■ **Task description**: What lines in the records below hold the string "title"? Please show them.

■ **Extracted entries**:

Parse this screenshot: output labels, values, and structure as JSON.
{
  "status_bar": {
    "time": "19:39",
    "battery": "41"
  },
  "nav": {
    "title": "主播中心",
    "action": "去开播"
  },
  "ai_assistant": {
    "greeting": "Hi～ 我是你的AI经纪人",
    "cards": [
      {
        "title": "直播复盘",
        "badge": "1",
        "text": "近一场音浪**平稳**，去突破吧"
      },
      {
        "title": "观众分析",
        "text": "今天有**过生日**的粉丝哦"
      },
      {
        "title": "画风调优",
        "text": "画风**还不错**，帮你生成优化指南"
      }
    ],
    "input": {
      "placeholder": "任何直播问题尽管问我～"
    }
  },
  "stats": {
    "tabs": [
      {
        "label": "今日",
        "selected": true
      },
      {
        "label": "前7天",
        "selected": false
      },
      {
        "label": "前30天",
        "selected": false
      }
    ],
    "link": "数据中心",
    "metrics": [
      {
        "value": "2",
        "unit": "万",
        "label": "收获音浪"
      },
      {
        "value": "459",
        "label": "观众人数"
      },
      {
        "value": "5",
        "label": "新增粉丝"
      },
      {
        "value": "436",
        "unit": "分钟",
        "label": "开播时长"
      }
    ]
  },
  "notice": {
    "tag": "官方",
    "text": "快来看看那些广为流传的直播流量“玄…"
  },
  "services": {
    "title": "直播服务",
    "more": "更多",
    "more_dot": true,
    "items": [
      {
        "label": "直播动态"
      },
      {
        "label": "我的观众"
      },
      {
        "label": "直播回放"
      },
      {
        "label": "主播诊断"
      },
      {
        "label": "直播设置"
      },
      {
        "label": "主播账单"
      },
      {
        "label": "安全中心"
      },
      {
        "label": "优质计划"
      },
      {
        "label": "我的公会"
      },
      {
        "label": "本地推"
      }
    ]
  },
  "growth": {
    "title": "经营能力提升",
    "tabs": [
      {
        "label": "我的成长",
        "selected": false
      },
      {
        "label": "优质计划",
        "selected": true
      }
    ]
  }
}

■ **Written answer**:
    "title": "主播中心",
        "title": "直播复盘",
        "title": "观众分析",
        "title": "画风调优",
    "title": "直播服务",
    "title": "经营能力提升",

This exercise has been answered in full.